Task description.
Where an entry contains a picture, omit the picture and repeat the rest exactly.

Entries from a dataset of interfaces:
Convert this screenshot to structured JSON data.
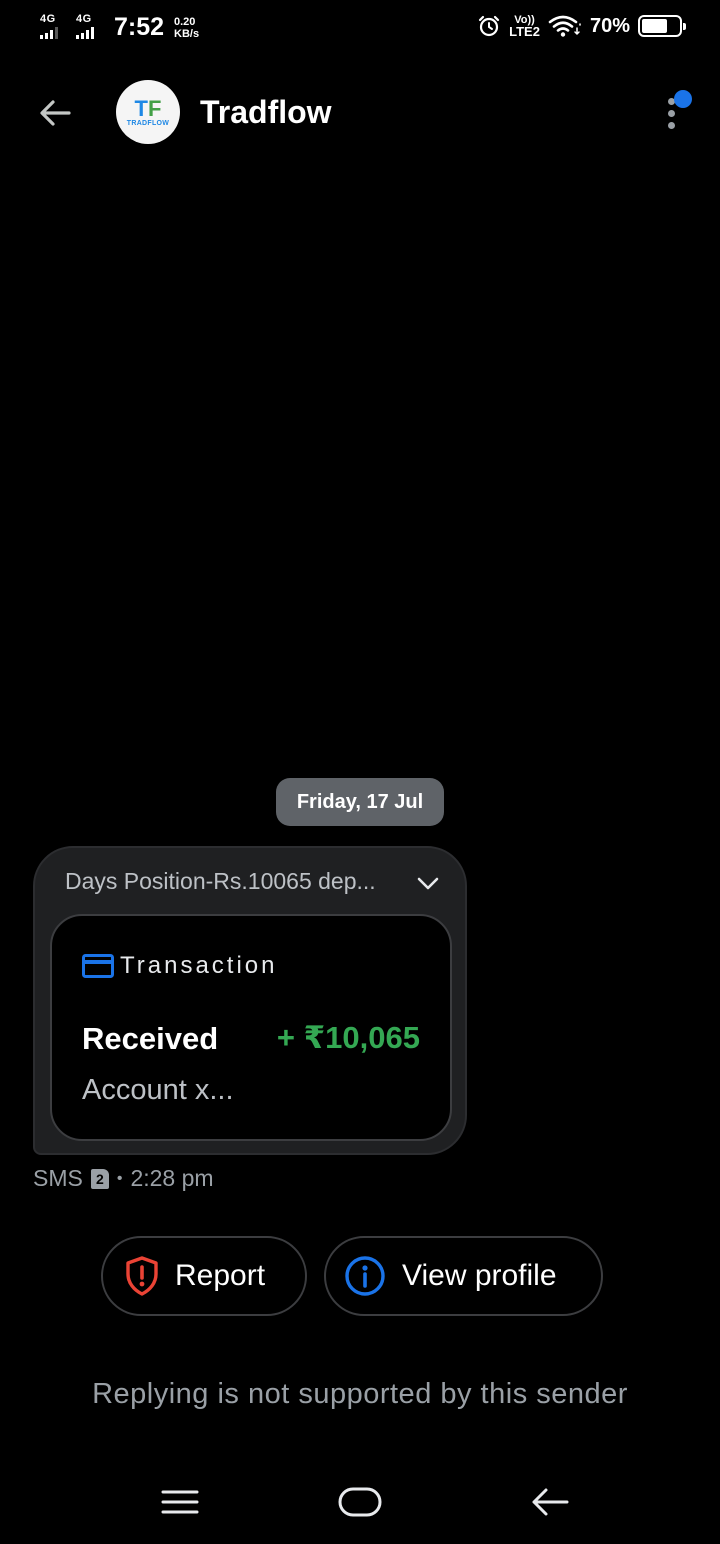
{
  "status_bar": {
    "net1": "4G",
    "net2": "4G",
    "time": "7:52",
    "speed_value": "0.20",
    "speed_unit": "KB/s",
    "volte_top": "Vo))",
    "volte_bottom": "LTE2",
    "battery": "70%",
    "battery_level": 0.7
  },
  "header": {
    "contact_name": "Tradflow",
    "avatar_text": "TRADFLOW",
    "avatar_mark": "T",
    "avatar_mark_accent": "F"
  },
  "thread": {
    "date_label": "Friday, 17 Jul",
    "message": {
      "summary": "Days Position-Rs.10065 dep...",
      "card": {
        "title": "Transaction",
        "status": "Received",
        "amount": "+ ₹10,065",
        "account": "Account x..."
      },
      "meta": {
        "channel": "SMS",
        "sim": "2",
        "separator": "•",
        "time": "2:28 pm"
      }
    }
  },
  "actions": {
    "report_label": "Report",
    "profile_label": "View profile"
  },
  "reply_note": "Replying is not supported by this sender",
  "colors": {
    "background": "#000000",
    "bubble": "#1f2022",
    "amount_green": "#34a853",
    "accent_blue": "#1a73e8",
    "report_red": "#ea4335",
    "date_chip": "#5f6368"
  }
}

Response area.
Convert this screenshot to structured JSON data.
{
  "status_bar": {
    "net1": "4G",
    "net2": "4G",
    "time": "7:52",
    "speed_value": "0.20",
    "speed_unit": "KB/s",
    "volte_top": "Vo))",
    "volte_bottom": "LTE2",
    "battery": "70%",
    "battery_level": 0.7
  },
  "header": {
    "contact_name": "Tradflow",
    "avatar_text": "TRADFLOW",
    "avatar_mark": "T",
    "avatar_mark_accent": "F"
  },
  "thread": {
    "date_label": "Friday, 17 Jul",
    "message": {
      "summary": "Days Position-Rs.10065 dep...",
      "card": {
        "title": "Transaction",
        "status": "Received",
        "amount": "+ ₹10,065",
        "account": "Account x..."
      },
      "meta": {
        "channel": "SMS",
        "sim": "2",
        "separator": "•",
        "time": "2:28 pm"
      }
    }
  },
  "actions": {
    "report_label": "Report",
    "profile_label": "View profile"
  },
  "reply_note": "Replying is not supported by this sender",
  "colors": {
    "background": "#000000",
    "bubble": "#1f2022",
    "amount_green": "#34a853",
    "accent_blue": "#1a73e8",
    "report_red": "#ea4335",
    "date_chip": "#5f6368"
  }
}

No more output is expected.